Your instructions:
Scan the data below and pick out the lines containing the word "media".

◆ ◆ ◆ ◆ ◆ ◆ ◆

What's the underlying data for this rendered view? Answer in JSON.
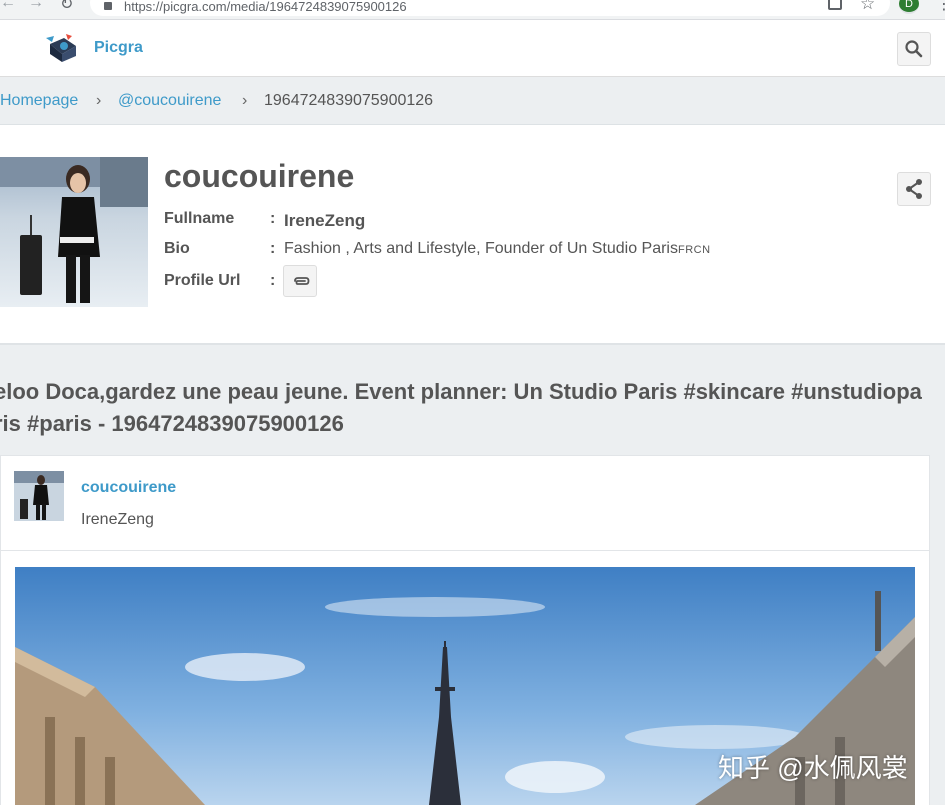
{
  "browser": {
    "url": "https://picgra.com/media/1964724839075900126",
    "profile_initial": "D"
  },
  "header": {
    "brand": "Picgra"
  },
  "breadcrumb": {
    "items": [
      "Homepage",
      "@coucouirene",
      "1964724839075900126"
    ],
    "separator": "›"
  },
  "profile": {
    "username": "coucouirene",
    "fields": {
      "fullname_label": "Fullname",
      "fullname_value": "IreneZeng",
      "bio_label": "Bio",
      "bio_value": "Fashion , Arts and Lifestyle, Founder of Un Studio Paris",
      "bio_suffix": "FRCN",
      "url_label": "Profile Url",
      "colon": ":"
    }
  },
  "media": {
    "title": "eloo Doca,gardez une peau jeune. Event planner: Un Studio Paris #skincare #unstudioparis #paris - 1964724839075900126",
    "author_username": "coucouirene",
    "author_fullname": "IreneZeng",
    "watermark": "知乎 @水佩风裳"
  },
  "colors": {
    "accent": "#3e9ac9",
    "text": "#555555",
    "page_bg": "#eceff1"
  }
}
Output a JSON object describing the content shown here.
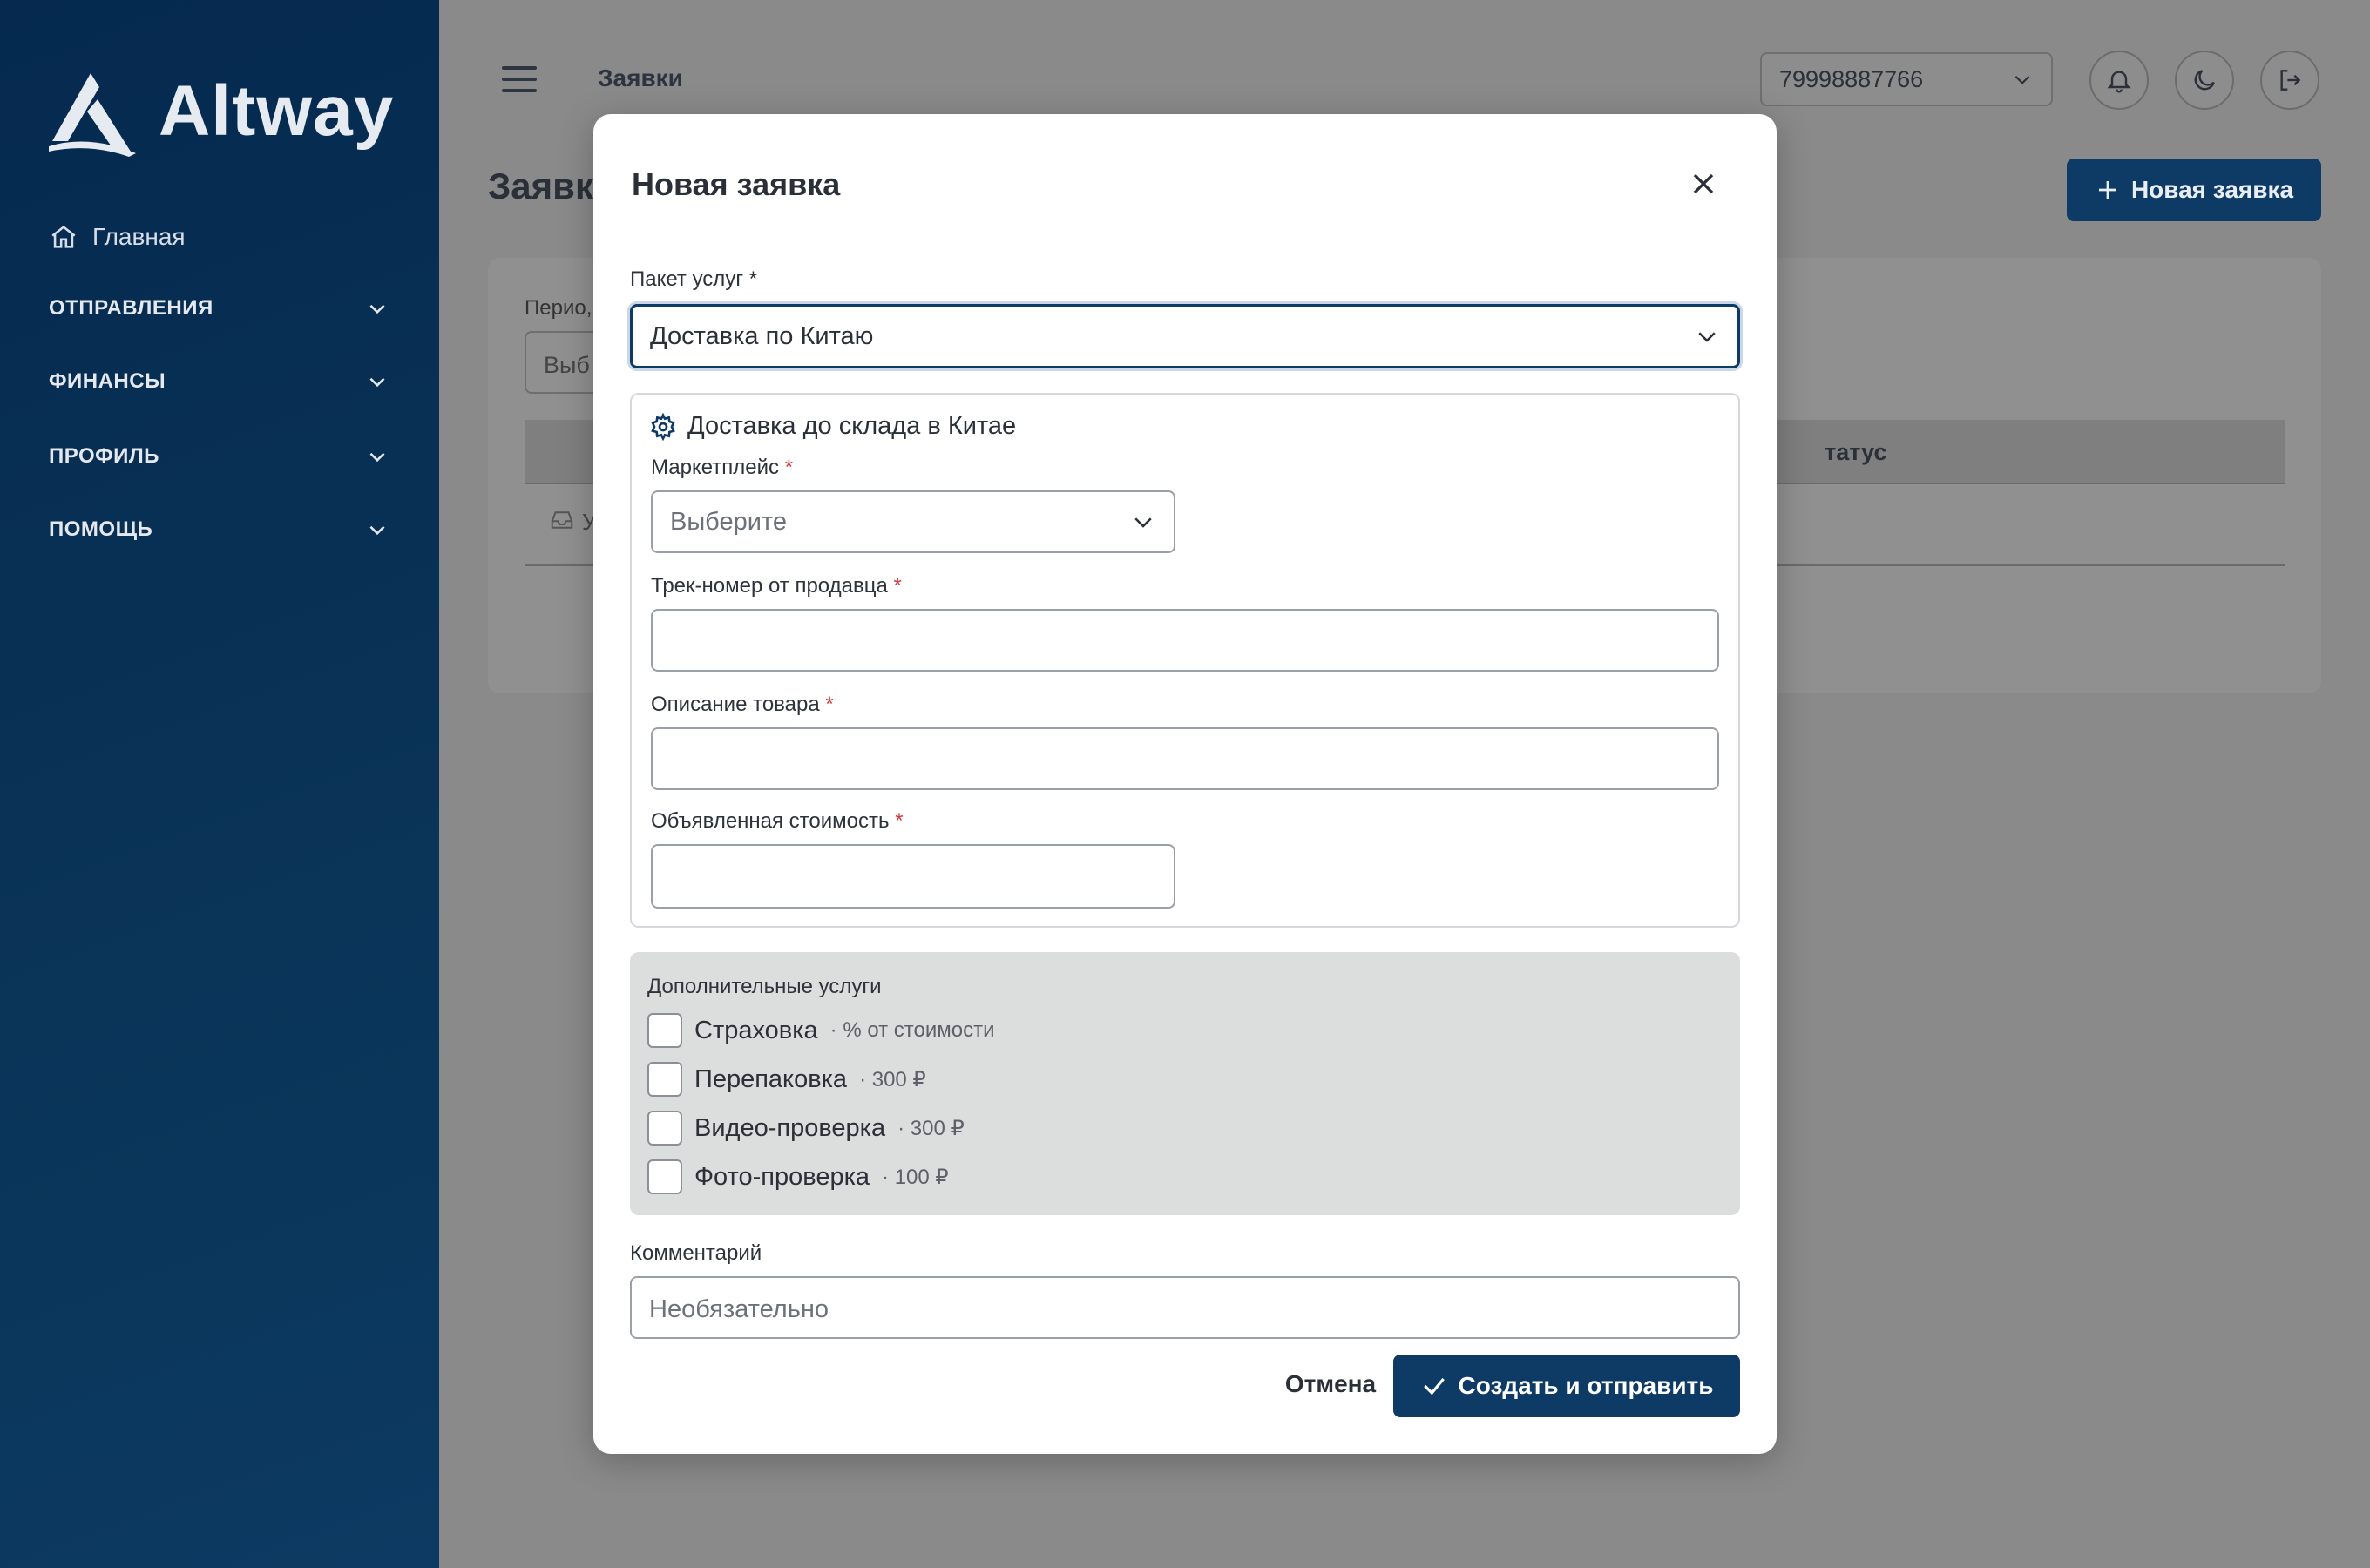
{
  "app": {
    "logo_text": "Altway"
  },
  "sidebar": {
    "home_label": "Главная",
    "groups": [
      {
        "label": "ОТПРАВЛЕНИЯ"
      },
      {
        "label": "ФИНАНСЫ"
      },
      {
        "label": "ПРОФИЛЬ"
      },
      {
        "label": "ПОМОЩЬ"
      }
    ]
  },
  "header": {
    "breadcrumb": "Заявки",
    "account_phone": "79998887766"
  },
  "page": {
    "title": "Заявк",
    "new_button_label": "Новая заявка",
    "period_label": "Перио,",
    "period_input_value": "Выб",
    "status_column": "татус",
    "row_text": "У"
  },
  "modal": {
    "title": "Новая заявка",
    "package_label": "Пакет услуг *",
    "package_value": "Доставка по Китаю",
    "section_title": "Доставка до склада в Китае",
    "marketplace_label": "Маркетплейс",
    "marketplace_placeholder": "Выберите",
    "track_label": "Трек-номер от продавца",
    "description_label": "Описание товара",
    "declared_value_label": "Объявленная стоимость",
    "required_mark": "*",
    "extras_title": "Дополнительные услуги",
    "extras": [
      {
        "label": "Страховка",
        "price": "· % от стоимости"
      },
      {
        "label": "Перепаковка",
        "price": "· 300 ₽"
      },
      {
        "label": "Видео-проверка",
        "price": "· 300 ₽"
      },
      {
        "label": "Фото-проверка",
        "price": "· 100 ₽"
      }
    ],
    "comment_label": "Комментарий",
    "comment_placeholder": "Необязательно",
    "cancel_label": "Отмена",
    "submit_label": "Создать и отправить"
  },
  "colors": {
    "sidebar_bg": "#05294f",
    "primary": "#0e3a66",
    "overlay_bg": "#8a8a8a",
    "required": "#d23a3a"
  },
  "icons": [
    "logo-mark-icon",
    "home-icon",
    "chevron-down-icon",
    "menu-icon",
    "bell-icon",
    "moon-icon",
    "logout-icon",
    "plus-icon",
    "close-icon",
    "gear-icon",
    "inbox-icon",
    "check-icon"
  ]
}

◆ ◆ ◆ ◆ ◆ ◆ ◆

Solution to the problem:
    "url": "https://picgra.com/media/1964724839075900126",
  "media": {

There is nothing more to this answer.